→ **TASK STATEMENT**: Copy every line in the listing that contains "name".

==*==

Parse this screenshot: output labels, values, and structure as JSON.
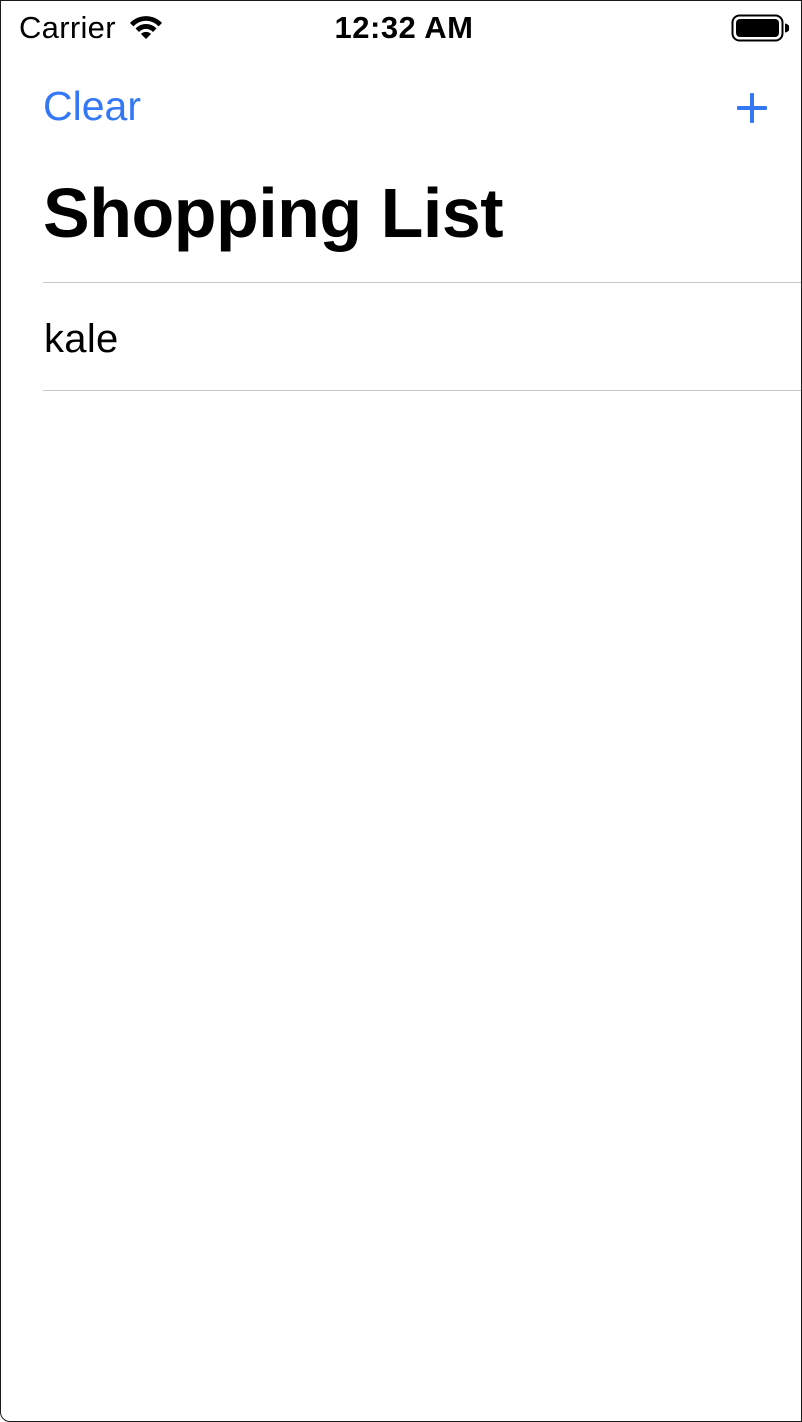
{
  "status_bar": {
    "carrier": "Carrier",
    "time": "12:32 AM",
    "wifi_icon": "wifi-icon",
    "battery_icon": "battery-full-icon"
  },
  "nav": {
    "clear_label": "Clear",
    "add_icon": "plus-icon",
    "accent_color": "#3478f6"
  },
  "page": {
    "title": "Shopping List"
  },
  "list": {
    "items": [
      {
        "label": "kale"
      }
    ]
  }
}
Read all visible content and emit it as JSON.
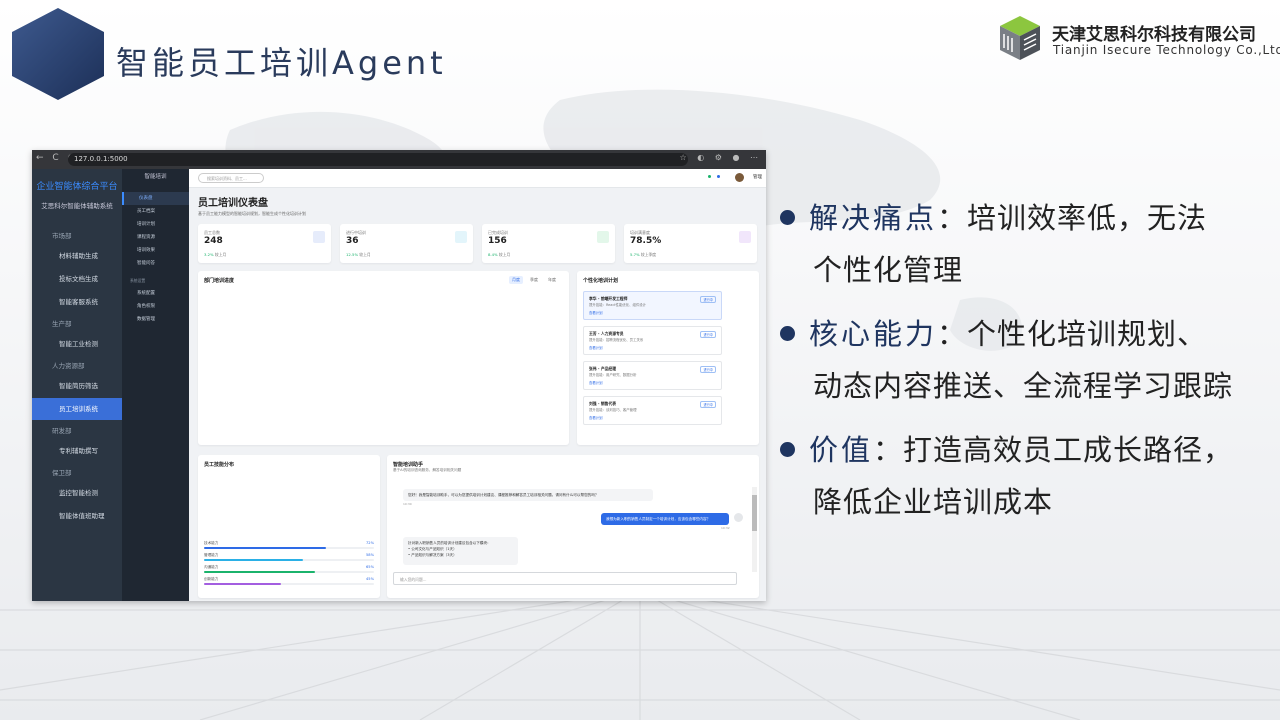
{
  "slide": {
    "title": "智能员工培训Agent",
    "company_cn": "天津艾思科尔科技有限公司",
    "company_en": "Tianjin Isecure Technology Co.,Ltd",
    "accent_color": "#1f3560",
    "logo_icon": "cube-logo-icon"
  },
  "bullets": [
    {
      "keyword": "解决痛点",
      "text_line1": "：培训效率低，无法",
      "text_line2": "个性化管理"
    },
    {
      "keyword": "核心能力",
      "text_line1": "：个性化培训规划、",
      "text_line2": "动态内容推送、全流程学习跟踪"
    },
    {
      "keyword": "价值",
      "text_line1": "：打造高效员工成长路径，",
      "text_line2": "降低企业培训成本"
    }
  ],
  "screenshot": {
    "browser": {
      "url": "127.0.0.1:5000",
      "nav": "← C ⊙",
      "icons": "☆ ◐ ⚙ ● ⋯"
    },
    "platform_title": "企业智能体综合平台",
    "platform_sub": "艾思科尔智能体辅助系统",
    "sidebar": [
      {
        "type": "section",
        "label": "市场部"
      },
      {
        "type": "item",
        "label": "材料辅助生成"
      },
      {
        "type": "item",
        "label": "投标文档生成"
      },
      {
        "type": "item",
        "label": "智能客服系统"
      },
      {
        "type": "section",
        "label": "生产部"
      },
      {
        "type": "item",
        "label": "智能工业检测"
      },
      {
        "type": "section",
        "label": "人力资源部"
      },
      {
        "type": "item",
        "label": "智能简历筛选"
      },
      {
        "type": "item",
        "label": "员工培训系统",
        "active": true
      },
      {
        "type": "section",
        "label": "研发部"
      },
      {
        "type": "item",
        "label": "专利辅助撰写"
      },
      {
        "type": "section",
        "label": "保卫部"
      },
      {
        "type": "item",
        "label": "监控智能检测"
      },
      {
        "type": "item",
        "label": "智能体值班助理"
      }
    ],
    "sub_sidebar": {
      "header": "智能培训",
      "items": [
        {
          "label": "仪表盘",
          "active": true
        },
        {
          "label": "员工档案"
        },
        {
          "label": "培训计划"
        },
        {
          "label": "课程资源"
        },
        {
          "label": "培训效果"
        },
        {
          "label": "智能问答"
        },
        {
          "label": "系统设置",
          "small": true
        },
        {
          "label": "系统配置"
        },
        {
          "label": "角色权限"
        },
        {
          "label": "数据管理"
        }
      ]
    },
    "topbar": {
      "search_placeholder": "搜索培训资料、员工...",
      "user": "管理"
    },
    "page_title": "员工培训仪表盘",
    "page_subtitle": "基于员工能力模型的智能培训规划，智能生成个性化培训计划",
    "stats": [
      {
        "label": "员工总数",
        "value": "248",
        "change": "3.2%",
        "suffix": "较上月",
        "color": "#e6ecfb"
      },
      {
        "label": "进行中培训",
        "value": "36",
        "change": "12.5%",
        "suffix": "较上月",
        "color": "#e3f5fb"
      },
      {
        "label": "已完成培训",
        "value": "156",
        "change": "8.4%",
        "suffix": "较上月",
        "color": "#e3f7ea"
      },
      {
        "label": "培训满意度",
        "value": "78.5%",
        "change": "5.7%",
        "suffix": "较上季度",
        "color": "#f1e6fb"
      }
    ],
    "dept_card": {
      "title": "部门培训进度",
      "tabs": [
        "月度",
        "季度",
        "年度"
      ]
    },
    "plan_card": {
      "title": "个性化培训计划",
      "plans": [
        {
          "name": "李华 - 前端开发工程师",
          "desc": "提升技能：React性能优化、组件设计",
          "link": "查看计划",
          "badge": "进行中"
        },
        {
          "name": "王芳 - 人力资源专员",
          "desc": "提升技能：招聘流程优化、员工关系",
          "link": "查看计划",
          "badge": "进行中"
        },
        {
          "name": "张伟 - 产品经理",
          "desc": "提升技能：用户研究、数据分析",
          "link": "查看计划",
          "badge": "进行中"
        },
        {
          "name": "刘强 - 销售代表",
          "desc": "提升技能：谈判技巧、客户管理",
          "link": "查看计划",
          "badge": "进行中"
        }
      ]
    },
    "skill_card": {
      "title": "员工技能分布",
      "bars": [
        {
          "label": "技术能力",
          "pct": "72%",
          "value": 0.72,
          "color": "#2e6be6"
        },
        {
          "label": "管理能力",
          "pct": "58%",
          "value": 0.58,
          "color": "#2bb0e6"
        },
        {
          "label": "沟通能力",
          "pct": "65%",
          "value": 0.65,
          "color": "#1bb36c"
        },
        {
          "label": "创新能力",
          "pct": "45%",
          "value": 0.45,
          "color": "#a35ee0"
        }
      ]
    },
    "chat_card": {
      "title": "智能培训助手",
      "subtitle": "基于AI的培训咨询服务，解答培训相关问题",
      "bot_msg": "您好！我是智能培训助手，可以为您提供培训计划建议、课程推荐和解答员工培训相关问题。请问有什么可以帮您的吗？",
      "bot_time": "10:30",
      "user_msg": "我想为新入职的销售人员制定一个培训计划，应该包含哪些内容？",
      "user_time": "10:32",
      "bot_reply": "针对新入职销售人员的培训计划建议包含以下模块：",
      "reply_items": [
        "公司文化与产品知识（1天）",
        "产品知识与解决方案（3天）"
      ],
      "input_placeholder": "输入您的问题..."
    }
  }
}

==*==

→ **YOUR RESPONSE**:
          "name": "李华 - 前端开发工程师",
          "name": "王芳 - 人力资源专员",
          "name": "张伟 - 产品经理",
          "name": "刘强 - 销售代表",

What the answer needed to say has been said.